§ **What needs to be done**
Search the records below for the string "kind" and report only the number of lines that contain it.

◆ ◆ ◆

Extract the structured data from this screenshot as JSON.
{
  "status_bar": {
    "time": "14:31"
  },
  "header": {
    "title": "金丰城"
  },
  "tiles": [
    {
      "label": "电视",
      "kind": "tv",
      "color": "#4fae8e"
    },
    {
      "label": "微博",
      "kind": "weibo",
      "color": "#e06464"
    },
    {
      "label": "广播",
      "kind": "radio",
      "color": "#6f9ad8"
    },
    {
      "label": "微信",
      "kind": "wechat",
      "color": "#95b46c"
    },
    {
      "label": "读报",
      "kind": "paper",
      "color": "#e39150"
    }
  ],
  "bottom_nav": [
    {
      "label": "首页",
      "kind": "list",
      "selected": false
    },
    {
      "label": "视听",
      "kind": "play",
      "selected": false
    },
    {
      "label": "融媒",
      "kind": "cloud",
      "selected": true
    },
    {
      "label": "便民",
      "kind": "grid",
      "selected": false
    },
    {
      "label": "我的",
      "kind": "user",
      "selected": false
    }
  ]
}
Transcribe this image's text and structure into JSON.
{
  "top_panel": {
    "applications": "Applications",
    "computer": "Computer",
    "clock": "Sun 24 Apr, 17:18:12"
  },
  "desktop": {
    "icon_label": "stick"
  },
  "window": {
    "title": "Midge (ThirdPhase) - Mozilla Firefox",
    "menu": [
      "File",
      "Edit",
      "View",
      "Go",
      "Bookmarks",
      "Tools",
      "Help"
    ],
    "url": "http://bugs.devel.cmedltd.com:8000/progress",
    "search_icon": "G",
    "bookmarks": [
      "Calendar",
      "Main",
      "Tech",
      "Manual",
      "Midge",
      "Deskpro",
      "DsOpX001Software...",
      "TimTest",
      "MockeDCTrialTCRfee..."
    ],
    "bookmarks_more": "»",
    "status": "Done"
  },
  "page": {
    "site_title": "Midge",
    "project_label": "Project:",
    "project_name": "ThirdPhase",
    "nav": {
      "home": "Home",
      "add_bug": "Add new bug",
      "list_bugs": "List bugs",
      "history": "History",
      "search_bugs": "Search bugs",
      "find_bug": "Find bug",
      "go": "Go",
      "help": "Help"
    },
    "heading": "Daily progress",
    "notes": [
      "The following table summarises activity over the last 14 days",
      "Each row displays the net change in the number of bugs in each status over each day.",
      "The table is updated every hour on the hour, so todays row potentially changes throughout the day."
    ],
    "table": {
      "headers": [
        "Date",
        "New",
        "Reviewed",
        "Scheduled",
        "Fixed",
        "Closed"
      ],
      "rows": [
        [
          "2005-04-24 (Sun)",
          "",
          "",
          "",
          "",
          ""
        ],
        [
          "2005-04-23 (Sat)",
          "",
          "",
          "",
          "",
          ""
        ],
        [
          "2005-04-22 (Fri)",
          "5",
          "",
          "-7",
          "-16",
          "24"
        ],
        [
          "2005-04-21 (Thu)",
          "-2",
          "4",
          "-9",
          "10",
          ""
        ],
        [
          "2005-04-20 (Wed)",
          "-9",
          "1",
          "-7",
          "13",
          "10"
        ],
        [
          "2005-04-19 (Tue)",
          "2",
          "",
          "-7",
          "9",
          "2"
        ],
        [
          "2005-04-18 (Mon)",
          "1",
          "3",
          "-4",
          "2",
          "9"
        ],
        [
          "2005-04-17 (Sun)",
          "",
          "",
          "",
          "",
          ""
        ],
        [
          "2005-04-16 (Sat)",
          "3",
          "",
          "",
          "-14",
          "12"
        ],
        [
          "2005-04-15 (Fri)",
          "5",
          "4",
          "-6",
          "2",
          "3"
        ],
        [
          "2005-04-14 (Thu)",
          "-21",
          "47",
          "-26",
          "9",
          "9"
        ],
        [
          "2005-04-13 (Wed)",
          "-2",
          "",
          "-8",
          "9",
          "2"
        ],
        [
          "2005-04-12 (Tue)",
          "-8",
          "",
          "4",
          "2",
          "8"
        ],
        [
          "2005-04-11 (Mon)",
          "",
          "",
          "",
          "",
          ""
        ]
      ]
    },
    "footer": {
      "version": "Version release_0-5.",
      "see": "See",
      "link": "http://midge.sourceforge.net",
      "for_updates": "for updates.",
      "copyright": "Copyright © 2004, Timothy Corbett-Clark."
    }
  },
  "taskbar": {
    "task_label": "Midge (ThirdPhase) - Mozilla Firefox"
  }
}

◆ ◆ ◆

§ **Answer for the task**
10